YOUR ASSIGNMENT | In full and without deviation, write out the entries that follow.
.....
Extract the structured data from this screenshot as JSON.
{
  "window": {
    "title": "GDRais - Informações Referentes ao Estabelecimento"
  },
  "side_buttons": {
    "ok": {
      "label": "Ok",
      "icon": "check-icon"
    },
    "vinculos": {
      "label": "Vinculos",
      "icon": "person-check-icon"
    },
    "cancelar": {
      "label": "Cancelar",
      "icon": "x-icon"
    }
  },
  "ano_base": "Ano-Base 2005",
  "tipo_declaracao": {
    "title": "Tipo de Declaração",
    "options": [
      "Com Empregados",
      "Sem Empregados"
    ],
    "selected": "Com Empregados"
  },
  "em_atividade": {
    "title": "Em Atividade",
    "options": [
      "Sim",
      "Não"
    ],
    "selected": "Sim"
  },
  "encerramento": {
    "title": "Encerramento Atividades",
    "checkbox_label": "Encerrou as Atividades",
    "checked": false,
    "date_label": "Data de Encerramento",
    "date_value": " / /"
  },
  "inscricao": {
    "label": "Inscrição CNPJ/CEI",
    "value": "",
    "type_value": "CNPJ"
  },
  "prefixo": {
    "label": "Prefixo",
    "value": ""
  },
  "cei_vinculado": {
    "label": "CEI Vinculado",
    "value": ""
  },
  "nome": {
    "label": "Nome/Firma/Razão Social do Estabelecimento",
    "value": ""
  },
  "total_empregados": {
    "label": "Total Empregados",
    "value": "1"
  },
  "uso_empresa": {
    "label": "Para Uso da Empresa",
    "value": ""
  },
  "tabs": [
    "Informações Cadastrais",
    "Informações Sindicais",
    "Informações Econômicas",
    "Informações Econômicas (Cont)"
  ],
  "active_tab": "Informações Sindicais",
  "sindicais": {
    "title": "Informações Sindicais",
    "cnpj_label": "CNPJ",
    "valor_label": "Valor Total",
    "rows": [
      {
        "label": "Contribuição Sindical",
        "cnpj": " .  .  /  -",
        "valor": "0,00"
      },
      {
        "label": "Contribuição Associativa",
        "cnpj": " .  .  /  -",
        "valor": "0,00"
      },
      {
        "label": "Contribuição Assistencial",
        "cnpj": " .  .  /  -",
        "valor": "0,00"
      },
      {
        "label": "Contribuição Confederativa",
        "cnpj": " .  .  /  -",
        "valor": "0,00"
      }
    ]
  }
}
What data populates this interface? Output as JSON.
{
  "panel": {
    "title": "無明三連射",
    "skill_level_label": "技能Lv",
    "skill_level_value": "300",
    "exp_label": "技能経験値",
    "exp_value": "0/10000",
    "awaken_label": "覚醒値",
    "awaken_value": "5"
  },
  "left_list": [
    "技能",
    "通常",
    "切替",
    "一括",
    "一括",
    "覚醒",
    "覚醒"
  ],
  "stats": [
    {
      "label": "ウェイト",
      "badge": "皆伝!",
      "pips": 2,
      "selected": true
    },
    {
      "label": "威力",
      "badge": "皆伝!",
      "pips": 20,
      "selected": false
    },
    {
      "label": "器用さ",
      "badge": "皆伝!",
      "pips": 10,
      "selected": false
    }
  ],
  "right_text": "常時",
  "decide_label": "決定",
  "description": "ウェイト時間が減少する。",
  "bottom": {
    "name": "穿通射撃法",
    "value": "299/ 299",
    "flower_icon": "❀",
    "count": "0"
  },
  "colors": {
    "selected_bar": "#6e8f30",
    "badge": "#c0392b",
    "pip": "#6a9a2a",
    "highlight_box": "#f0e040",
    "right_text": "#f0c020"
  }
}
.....
RESPONSE BELOW |
Extract the structured data from this screenshot as JSON.
{
  "window": {
    "title": "GDRais - Informações Referentes ao Estabelecimento"
  },
  "side_buttons": {
    "ok": {
      "label": "Ok",
      "icon": "check-icon"
    },
    "vinculos": {
      "label": "Vinculos",
      "icon": "person-check-icon"
    },
    "cancelar": {
      "label": "Cancelar",
      "icon": "x-icon"
    }
  },
  "ano_base": "Ano-Base 2005",
  "tipo_declaracao": {
    "title": "Tipo de Declaração",
    "options": [
      "Com Empregados",
      "Sem Empregados"
    ],
    "selected": "Com Empregados"
  },
  "em_atividade": {
    "title": "Em Atividade",
    "options": [
      "Sim",
      "Não"
    ],
    "selected": "Sim"
  },
  "encerramento": {
    "title": "Encerramento Atividades",
    "checkbox_label": "Encerrou as Atividades",
    "checked": false,
    "date_label": "Data de Encerramento",
    "date_value": " / /"
  },
  "inscricao": {
    "label": "Inscrição CNPJ/CEI",
    "value": "",
    "type_value": "CNPJ"
  },
  "prefixo": {
    "label": "Prefixo",
    "value": ""
  },
  "cei_vinculado": {
    "label": "CEI Vinculado",
    "value": ""
  },
  "nome": {
    "label": "Nome/Firma/Razão Social do Estabelecimento",
    "value": ""
  },
  "total_empregados": {
    "label": "Total Empregados",
    "value": "1"
  },
  "uso_empresa": {
    "label": "Para Uso da Empresa",
    "value": ""
  },
  "tabs": [
    "Informações Cadastrais",
    "Informações Sindicais",
    "Informações Econômicas",
    "Informações Econômicas (Cont)"
  ],
  "active_tab": "Informações Sindicais",
  "sindicais": {
    "title": "Informações Sindicais",
    "cnpj_label": "CNPJ",
    "valor_label": "Valor Total",
    "rows": [
      {
        "label": "Contribuição Sindical",
        "cnpj": " .  .  /  -",
        "valor": "0,00"
      },
      {
        "label": "Contribuição Associativa",
        "cnpj": " .  .  /  -",
        "valor": "0,00"
      },
      {
        "label": "Contribuição Assistencial",
        "cnpj": " .  .  /  -",
        "valor": "0,00"
      },
      {
        "label": "Contribuição Confederativa",
        "cnpj": " .  .  /  -",
        "valor": "0,00"
      }
    ]
  }
}
What data populates this interface? Output as JSON.
{
  "panel": {
    "title": "無明三連射",
    "skill_level_label": "技能Lv",
    "skill_level_value": "300",
    "exp_label": "技能経験値",
    "exp_value": "0/10000",
    "awaken_label": "覚醒値",
    "awaken_value": "5"
  },
  "left_list": [
    "技能",
    "通常",
    "切替",
    "一括",
    "一括",
    "覚醒",
    "覚醒"
  ],
  "stats": [
    {
      "label": "ウェイト",
      "badge": "皆伝!",
      "pips": 2,
      "selected": true
    },
    {
      "label": "威力",
      "badge": "皆伝!",
      "pips": 20,
      "selected": false
    },
    {
      "label": "器用さ",
      "badge": "皆伝!",
      "pips": 10,
      "selected": false
    }
  ],
  "right_text": "常時",
  "decide_label": "決定",
  "description": "ウェイト時間が減少する。",
  "bottom": {
    "name": "穿通射撃法",
    "value": "299/ 299",
    "flower_icon": "❀",
    "count": "0"
  },
  "colors": {
    "selected_bar": "#6e8f30",
    "badge": "#c0392b",
    "pip": "#6a9a2a",
    "highlight_box": "#f0e040",
    "right_text": "#f0c020"
  }
}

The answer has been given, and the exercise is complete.